Just watched a coal carrier come into port with the last load of the season. We had simply gone for a stroll along the pier when a fellow told us that a ship was coming in â€œA 700 footer, it’ll be here in a half hourâ€ he said. â€œCoal?â€ asked Steve. â€œYeah, prolabyâ€ replied our interlocutor. Right he was.
We walked out to the end of the pier, around the â€œElâ€ as the locals say, and stood for awhile watching it come through the distant east gap, between the island and the eastern tip of the natural harbor mouth. The bulk of the ship almost obscuring the progress of its hull through the passage. Only when it swung to port, and then to starboard, did we sense that it was in motion. Then, quickly, it was upon us. â€œIt’ll pass within twenty foot of the pier, the tip o’ the Elâ€ the man had told us. He looked to be right.

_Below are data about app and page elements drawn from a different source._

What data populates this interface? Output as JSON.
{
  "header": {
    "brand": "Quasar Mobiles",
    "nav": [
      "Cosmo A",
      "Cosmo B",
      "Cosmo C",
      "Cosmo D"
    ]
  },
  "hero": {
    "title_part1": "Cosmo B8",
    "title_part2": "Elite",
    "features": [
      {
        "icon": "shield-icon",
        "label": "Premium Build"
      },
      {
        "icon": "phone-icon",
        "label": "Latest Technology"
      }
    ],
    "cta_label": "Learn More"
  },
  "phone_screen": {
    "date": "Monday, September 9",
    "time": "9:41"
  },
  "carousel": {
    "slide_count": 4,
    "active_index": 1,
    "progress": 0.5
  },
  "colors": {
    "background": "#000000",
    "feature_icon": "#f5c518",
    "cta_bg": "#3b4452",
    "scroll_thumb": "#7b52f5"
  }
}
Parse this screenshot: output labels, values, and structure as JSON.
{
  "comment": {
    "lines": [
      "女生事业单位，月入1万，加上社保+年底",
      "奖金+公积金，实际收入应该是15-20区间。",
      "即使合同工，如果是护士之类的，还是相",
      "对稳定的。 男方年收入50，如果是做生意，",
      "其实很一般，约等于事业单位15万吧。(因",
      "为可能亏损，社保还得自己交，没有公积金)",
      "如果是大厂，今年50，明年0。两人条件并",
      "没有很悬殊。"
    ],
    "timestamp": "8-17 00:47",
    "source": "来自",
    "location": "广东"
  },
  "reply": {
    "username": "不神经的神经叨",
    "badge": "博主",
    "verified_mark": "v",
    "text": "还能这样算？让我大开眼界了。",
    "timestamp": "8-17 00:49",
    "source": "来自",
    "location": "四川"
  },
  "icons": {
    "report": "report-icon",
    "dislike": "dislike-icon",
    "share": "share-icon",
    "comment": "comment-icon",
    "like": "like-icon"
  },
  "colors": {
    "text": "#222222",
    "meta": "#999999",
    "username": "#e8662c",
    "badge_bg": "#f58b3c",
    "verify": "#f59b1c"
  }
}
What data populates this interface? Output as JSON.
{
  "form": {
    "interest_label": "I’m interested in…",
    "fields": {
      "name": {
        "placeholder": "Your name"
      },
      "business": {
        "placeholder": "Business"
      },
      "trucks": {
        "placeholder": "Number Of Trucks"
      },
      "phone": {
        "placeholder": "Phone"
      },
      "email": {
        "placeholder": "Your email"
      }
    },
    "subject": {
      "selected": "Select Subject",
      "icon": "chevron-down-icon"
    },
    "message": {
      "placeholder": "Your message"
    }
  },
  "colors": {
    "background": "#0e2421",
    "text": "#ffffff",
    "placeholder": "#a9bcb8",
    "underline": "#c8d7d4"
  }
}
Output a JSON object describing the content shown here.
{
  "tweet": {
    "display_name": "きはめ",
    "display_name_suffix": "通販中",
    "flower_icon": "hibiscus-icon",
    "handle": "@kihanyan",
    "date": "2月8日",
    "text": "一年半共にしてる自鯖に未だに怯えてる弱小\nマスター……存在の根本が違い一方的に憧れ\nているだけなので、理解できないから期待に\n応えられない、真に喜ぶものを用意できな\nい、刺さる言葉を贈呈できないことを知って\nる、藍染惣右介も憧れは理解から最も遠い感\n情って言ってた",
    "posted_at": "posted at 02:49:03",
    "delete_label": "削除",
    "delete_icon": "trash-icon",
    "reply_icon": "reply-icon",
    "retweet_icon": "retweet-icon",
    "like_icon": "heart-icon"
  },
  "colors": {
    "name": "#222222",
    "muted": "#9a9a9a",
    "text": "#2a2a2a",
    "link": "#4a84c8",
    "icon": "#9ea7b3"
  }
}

I was working my crummy little cell phone camera, trying to capture the effect of the lights upon the water, the sun long since gone from view. I knew I could never get it, but it was worth a try. A guy came up upon us. We chatted some, gamely, before he said â€œNot from around here, are you?â€ I guess based upon our accents. Then he looked, hard, at Steve. â€œWait, Pater!â€ â€œYeah, Pete?â€ said Steve. They had been classmates many years ago. Pete builds models of Great Lakes ships, and was on the pier to take photos of the ship for a future piece of work.
We spent the next hour chatting with Pete and his buddy Keith, who snapped photo after photo as the great ship came in.